On pure artistic value alone, there was little more he could have done to improve upon his masterpiece. He allowed three runs in 7 2/3 innings but fanned 13, tying a career high.
David Wright hit a three-run homer to give the Mets a 6-3 lead that provided just enough of a cushion for the bullpen, which nearly squandered the advantage. Jon Rauch surrendered a two-run homer to Alex Presley in the ninth inning that put Dickey's victory in peril. But Bobby Parnell retired the final two hitters to make Dickey only the second 20-game winner in the big leagues this year.
"It doesn't always add up like this," Dickey said.
Only seven days earlier on the same field, the Mets hit rock bottom in a 16-1 humiliation by the Phillies. That debacle officially eliminated the Mets from playoff contention. It was witnessed by fewer people than were present to see Keith Hernandez shave his famous mustache for charity before Thursday's game.
The fans scrutinized each of Dickey's 128 pitches. They met each foul ball with groans. They greeted every two-strike count with chants for a strikeout. They provided the energy Dickey needed to push through; he later admitted that he might have pulled himself after six innings.
The Pirates put Dickey in a 2-0 hole behind run-scoring hits by Rod Barajas and Jordy Mercer in the second inning. After Ike Davis hit his 31st home run, Barajas pushed the lead to 3-1 in the fourth by swatting an 0-and-2 knuckler over the leftfield fence.
But the Mets roared back for five runs, capped by Wright's three-run shot in the fifth. The crowd demanded a curtain call; Wright obliged. Given a three-run lead, Dickey slowly regained control of his knuckler as the game went along.

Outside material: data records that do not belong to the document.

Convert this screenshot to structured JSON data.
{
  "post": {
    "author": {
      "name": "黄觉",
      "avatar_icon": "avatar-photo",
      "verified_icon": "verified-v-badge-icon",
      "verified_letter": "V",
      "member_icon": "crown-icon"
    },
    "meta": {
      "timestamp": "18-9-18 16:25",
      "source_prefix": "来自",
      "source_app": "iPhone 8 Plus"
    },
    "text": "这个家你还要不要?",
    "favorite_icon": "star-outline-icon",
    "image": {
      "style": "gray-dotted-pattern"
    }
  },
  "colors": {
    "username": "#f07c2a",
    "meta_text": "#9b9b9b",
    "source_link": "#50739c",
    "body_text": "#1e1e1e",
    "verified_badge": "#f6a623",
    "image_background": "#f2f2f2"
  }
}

When it came time to hit in the seventh, Dickey already had thrown 111 pitches, but in the dugout, Collins insisted that he push through his fatigue. Dickey even came through with an infield hit, which Collins did not want. But not until there were two outs in the eighth did Dickey exit. Upon taking his leave, he pulled the cap from his head and extended it toward the heavens. "I just kept trying to go, because they'd come and I wanted to give them that gift," he said. "And thankfully it worked out."

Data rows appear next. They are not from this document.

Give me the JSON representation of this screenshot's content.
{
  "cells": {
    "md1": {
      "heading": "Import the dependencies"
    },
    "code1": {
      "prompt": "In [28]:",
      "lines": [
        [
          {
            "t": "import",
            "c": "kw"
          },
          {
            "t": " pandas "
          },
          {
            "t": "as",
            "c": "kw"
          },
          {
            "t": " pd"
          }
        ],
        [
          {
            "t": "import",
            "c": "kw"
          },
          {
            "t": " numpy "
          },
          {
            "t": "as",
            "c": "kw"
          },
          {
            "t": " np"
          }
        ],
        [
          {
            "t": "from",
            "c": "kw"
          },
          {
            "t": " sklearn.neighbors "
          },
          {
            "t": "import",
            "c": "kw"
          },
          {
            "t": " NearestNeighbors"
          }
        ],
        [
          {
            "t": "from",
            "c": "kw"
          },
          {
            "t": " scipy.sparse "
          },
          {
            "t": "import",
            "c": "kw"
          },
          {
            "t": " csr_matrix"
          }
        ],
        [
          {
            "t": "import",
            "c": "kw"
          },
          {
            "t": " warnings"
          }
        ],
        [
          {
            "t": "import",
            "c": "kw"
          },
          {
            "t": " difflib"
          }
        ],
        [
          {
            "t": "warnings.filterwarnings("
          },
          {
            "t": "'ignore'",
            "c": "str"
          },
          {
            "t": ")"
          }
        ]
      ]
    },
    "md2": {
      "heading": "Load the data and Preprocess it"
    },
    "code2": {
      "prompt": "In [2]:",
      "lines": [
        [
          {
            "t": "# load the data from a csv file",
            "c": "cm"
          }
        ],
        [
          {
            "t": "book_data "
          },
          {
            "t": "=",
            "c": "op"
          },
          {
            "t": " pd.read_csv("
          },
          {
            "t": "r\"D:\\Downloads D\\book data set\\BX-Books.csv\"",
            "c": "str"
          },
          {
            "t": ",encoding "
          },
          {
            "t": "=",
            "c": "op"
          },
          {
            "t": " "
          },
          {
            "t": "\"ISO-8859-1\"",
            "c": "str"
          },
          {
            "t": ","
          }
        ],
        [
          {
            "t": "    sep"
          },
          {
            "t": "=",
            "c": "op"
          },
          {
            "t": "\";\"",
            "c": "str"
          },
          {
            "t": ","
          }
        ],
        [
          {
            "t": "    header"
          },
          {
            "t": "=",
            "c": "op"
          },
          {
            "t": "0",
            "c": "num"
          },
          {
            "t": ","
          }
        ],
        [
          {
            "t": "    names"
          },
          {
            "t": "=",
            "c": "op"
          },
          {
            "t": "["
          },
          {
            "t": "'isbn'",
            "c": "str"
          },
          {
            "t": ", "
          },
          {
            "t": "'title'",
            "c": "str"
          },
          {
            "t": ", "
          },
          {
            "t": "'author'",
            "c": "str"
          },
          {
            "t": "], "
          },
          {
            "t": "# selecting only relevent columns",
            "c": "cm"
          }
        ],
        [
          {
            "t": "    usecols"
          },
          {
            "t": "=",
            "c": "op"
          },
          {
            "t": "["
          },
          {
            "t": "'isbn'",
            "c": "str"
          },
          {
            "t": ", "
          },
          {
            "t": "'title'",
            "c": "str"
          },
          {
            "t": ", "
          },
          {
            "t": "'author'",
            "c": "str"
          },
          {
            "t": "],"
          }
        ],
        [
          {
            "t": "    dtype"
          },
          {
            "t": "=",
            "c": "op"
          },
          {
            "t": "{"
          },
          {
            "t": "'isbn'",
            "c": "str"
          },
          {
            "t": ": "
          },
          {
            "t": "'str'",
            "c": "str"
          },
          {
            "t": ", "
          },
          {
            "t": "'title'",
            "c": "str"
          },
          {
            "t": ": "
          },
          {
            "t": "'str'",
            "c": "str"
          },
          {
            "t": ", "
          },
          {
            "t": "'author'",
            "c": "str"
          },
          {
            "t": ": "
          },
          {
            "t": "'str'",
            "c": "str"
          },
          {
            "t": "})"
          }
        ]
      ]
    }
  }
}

Dickey, 37, became only the sixth Mets pitcher to win 20 games in a season, joining Viola, Dwight Gooden, Jerry Koosman, David Cone and Tom Seaver. He became the first pitcher to win 20 games for a sub-.500 team since Roger Clemens went 21-7 with the Blue Jays in 1997 and the first knuckleballer to win 20 since the Astros' Joe Niekro in 1980.
Dickey did all those things by gaining control of the knuckleball -- a pitch once considered uncontrollable -- and redefining it as an art form. "The road to where he is today, a lot of people dream about it," Collins said. "Few achieve it."